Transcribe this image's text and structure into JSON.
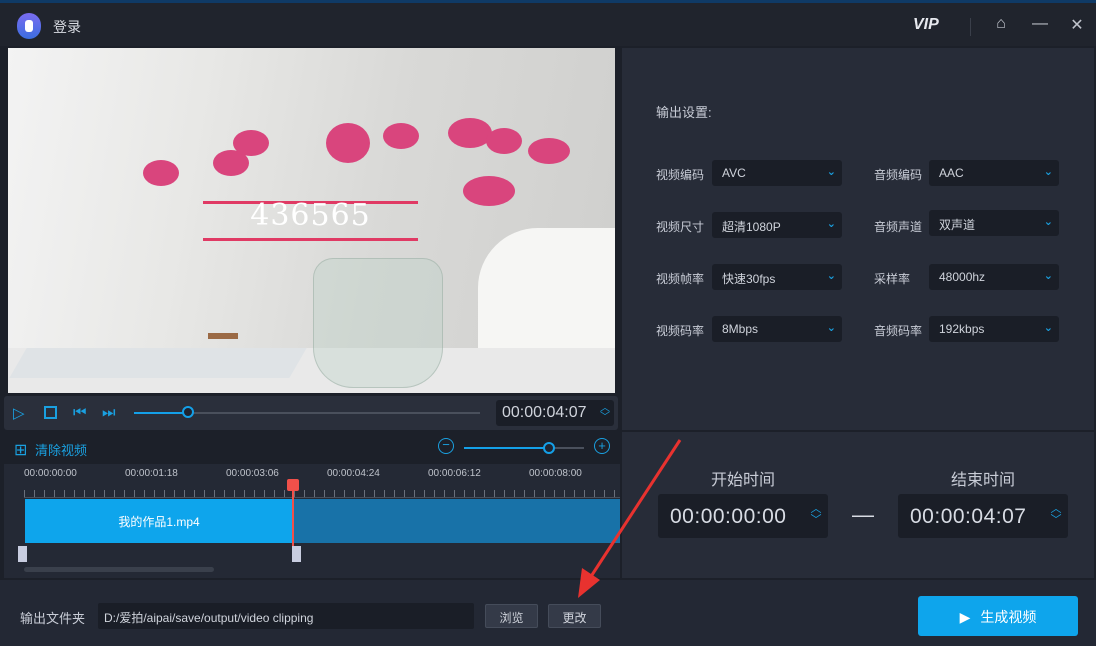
{
  "titlebar": {
    "title": "登录",
    "vip": "VIP",
    "home_icon": "⌂",
    "min_icon": "—",
    "close_icon": "✕"
  },
  "preview": {
    "watermark": "436565"
  },
  "player": {
    "current_time": "00:00:04:07",
    "progress_percent": 15.6
  },
  "toolbar": {
    "clear_label": "清除视频",
    "zoom_percent": 70
  },
  "timeline": {
    "ticks": [
      "00:00:00:00",
      "00:00:01:18",
      "00:00:03:06",
      "00:00:04:24",
      "00:00:06:12",
      "00:00:08:00"
    ],
    "clip_name": "我的作品1.mp4"
  },
  "settings": {
    "heading": "输出设置:",
    "video": [
      {
        "label": "视频编码",
        "value": "AVC"
      },
      {
        "label": "视频尺寸",
        "value": "超清1080P"
      },
      {
        "label": "视频帧率",
        "value": "快速30fps"
      },
      {
        "label": "视频码率",
        "value": "8Mbps"
      }
    ],
    "audio": [
      {
        "label": "音频编码",
        "value": "AAC"
      },
      {
        "label": "音频声道",
        "value": "双声道"
      },
      {
        "label": "采样率",
        "value": "48000hz"
      },
      {
        "label": "音频码率",
        "value": "192kbps"
      }
    ]
  },
  "trim": {
    "start_label": "开始时间",
    "start": "00:00:00:00",
    "dash": "—",
    "end_label": "结束时间",
    "end": "00:00:04:07"
  },
  "output": {
    "label": "输出文件夹",
    "path": "D:/爱拍/aipai/save/output/video clipping",
    "browse": "浏览",
    "change": "更改",
    "generate": "生成视频"
  },
  "colors": {
    "accent": "#0ea5ec",
    "playhead": "#f0504a",
    "annotation": "#e8322f"
  }
}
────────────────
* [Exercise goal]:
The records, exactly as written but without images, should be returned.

* [Exercise solution]:
Transcribe this image's text and structure into JSON.
{
  "titlebar": {
    "title": "登录",
    "vip": "VIP",
    "home_icon": "⌂",
    "min_icon": "—",
    "close_icon": "✕"
  },
  "preview": {
    "watermark": "436565"
  },
  "player": {
    "current_time": "00:00:04:07",
    "progress_percent": 15.6
  },
  "toolbar": {
    "clear_label": "清除视频",
    "zoom_percent": 70
  },
  "timeline": {
    "ticks": [
      "00:00:00:00",
      "00:00:01:18",
      "00:00:03:06",
      "00:00:04:24",
      "00:00:06:12",
      "00:00:08:00"
    ],
    "clip_name": "我的作品1.mp4"
  },
  "settings": {
    "heading": "输出设置:",
    "video": [
      {
        "label": "视频编码",
        "value": "AVC"
      },
      {
        "label": "视频尺寸",
        "value": "超清1080P"
      },
      {
        "label": "视频帧率",
        "value": "快速30fps"
      },
      {
        "label": "视频码率",
        "value": "8Mbps"
      }
    ],
    "audio": [
      {
        "label": "音频编码",
        "value": "AAC"
      },
      {
        "label": "音频声道",
        "value": "双声道"
      },
      {
        "label": "采样率",
        "value": "48000hz"
      },
      {
        "label": "音频码率",
        "value": "192kbps"
      }
    ]
  },
  "trim": {
    "start_label": "开始时间",
    "start": "00:00:00:00",
    "dash": "—",
    "end_label": "结束时间",
    "end": "00:00:04:07"
  },
  "output": {
    "label": "输出文件夹",
    "path": "D:/爱拍/aipai/save/output/video clipping",
    "browse": "浏览",
    "change": "更改",
    "generate": "生成视频"
  },
  "colors": {
    "accent": "#0ea5ec",
    "playhead": "#f0504a",
    "annotation": "#e8322f"
  }
}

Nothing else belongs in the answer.